The dual cab versions have two ISOFIX outboard attachments and two loop-style top-tethers for baby seats.

Ownership

Toyota Land Cruiser7/10

As of 1 January 2020, the service pricing for a LC200 Sahara turbo-diesel under Toyota’s capped price servicing is $300 per service for three years/60,000km (up to the first six services). The service interval is every six months/10,000km.

The warranty period for any new vehicle bought after 1 January 2019 is a five-year unlimited kilometre warranty that covers any part, panel and accessory made by Toyota. In addition to this, Toyota will extend your engine and driveline warranty from five to seven years if the annual service schedule is adhered to.


Toyota HiLux

Toyota has one of the strongest reputations in the Australian new car market when it comes to ownership and reliability. 

However, with the HiLux, there have been a few issues over its head, specifically around the diesel particulate filter (DPF). You can read more about it at our Toyota HiLux problems page, as well as any other Toyota HiLux complaints, concerns, reliability issues or recalls.

Suffice it to say, the brand says it has your back no matter what. And it has a strong ownership promise on paper, too.

All models have a five-year/unlimited kilometre warranty, which can carry on to seven years/unlimited km if you maintain logbook servicing - it doesn’t even need to have been at a Toyota dealer, either. So long as you maintain it on schedule, the brand will back it for that extended period. 

The bad news is that you need to service the HiLux more regularly than most of its competitors. The brand says it has no plans to increase service intervals to meet the current standard of 12 months/15,000km.

Instead, HiLux owners have to take their ute in to get serviced twice a year, with maintenance intervals set every six months or 10,000km, whichever happens soonest. 

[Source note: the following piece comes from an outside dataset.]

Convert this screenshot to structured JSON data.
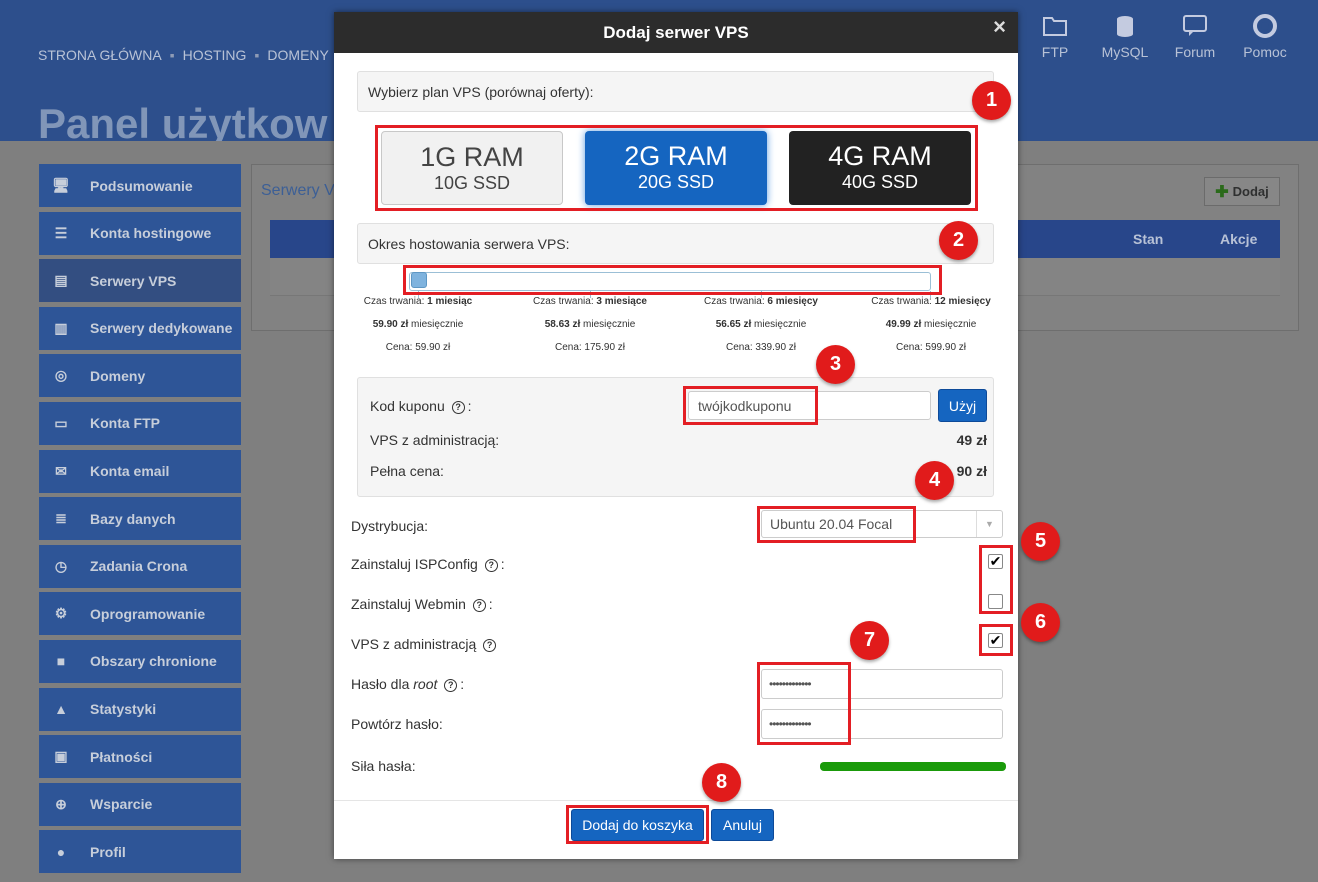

Diesel services are $250 a pop. That means you’ve got an annual $500 bill for maintenance for diesel models, which is higher than many rivals (Triton: $299/year). Petrol versions cost $220 per visit, so $440 a year.

Further, Toyota doesn’t include no-cost roadside assistance, either. You’ll have to sign up for it, at about $100 a year.

Strong on warranty cover, yes, but you may have to pay over the odds in order to sustain it.